Information provided:
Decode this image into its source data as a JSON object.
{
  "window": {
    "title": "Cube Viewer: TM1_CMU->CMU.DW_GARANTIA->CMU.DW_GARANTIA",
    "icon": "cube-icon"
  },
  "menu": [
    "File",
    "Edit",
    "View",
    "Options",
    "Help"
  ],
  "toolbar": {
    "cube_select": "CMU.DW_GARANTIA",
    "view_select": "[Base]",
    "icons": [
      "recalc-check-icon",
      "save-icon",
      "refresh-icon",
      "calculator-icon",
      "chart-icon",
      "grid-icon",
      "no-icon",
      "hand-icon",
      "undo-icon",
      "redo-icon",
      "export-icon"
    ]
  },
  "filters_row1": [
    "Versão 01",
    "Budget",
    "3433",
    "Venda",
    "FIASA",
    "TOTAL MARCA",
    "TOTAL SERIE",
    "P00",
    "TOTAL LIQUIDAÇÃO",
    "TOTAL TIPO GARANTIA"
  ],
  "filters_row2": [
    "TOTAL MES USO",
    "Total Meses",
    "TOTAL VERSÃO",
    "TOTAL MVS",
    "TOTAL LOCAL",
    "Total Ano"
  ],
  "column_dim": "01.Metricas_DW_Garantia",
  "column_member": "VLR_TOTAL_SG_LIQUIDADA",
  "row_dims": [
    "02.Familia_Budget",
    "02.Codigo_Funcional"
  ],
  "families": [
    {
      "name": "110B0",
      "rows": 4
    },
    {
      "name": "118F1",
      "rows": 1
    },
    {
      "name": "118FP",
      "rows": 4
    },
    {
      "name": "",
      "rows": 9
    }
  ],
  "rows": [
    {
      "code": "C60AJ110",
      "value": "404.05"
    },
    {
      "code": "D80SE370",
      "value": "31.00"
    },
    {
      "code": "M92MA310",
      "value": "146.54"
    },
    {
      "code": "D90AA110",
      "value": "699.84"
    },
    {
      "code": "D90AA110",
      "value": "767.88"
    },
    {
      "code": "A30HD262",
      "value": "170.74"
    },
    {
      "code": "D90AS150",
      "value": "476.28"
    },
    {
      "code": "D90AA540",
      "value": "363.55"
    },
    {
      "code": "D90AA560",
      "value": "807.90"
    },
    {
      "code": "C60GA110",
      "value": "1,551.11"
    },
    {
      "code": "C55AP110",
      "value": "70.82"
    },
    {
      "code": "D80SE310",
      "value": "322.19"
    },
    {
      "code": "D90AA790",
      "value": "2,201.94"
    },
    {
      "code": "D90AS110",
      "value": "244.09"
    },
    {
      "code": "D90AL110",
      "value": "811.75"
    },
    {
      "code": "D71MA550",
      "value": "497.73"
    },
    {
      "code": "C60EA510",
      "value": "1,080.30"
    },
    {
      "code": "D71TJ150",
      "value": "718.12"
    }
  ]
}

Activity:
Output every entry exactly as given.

Reply to the exercise:
Decode this image into its source data as a JSON object.
{
  "window": {
    "title": "Cube Viewer: TM1_CMU->CMU.DW_GARANTIA->CMU.DW_GARANTIA",
    "icon": "cube-icon"
  },
  "menu": [
    "File",
    "Edit",
    "View",
    "Options",
    "Help"
  ],
  "toolbar": {
    "cube_select": "CMU.DW_GARANTIA",
    "view_select": "[Base]",
    "icons": [
      "recalc-check-icon",
      "save-icon",
      "refresh-icon",
      "calculator-icon",
      "chart-icon",
      "grid-icon",
      "no-icon",
      "hand-icon",
      "undo-icon",
      "redo-icon",
      "export-icon"
    ]
  },
  "filters_row1": [
    "Versão 01",
    "Budget",
    "3433",
    "Venda",
    "FIASA",
    "TOTAL MARCA",
    "TOTAL SERIE",
    "P00",
    "TOTAL LIQUIDAÇÃO",
    "TOTAL TIPO GARANTIA"
  ],
  "filters_row2": [
    "TOTAL MES USO",
    "Total Meses",
    "TOTAL VERSÃO",
    "TOTAL MVS",
    "TOTAL LOCAL",
    "Total Ano"
  ],
  "column_dim": "01.Metricas_DW_Garantia",
  "column_member": "VLR_TOTAL_SG_LIQUIDADA",
  "row_dims": [
    "02.Familia_Budget",
    "02.Codigo_Funcional"
  ],
  "families": [
    {
      "name": "110B0",
      "rows": 4
    },
    {
      "name": "118F1",
      "rows": 1
    },
    {
      "name": "118FP",
      "rows": 4
    },
    {
      "name": "",
      "rows": 9
    }
  ],
  "rows": [
    {
      "code": "C60AJ110",
      "value": "404.05"
    },
    {
      "code": "D80SE370",
      "value": "31.00"
    },
    {
      "code": "M92MA310",
      "value": "146.54"
    },
    {
      "code": "D90AA110",
      "value": "699.84"
    },
    {
      "code": "D90AA110",
      "value": "767.88"
    },
    {
      "code": "A30HD262",
      "value": "170.74"
    },
    {
      "code": "D90AS150",
      "value": "476.28"
    },
    {
      "code": "D90AA540",
      "value": "363.55"
    },
    {
      "code": "D90AA560",
      "value": "807.90"
    },
    {
      "code": "C60GA110",
      "value": "1,551.11"
    },
    {
      "code": "C55AP110",
      "value": "70.82"
    },
    {
      "code": "D80SE310",
      "value": "322.19"
    },
    {
      "code": "D90AA790",
      "value": "2,201.94"
    },
    {
      "code": "D90AS110",
      "value": "244.09"
    },
    {
      "code": "D90AL110",
      "value": "811.75"
    },
    {
      "code": "D71MA550",
      "value": "497.73"
    },
    {
      "code": "C60EA510",
      "value": "1,080.30"
    },
    {
      "code": "D71TJ150",
      "value": "718.12"
    }
  ]
}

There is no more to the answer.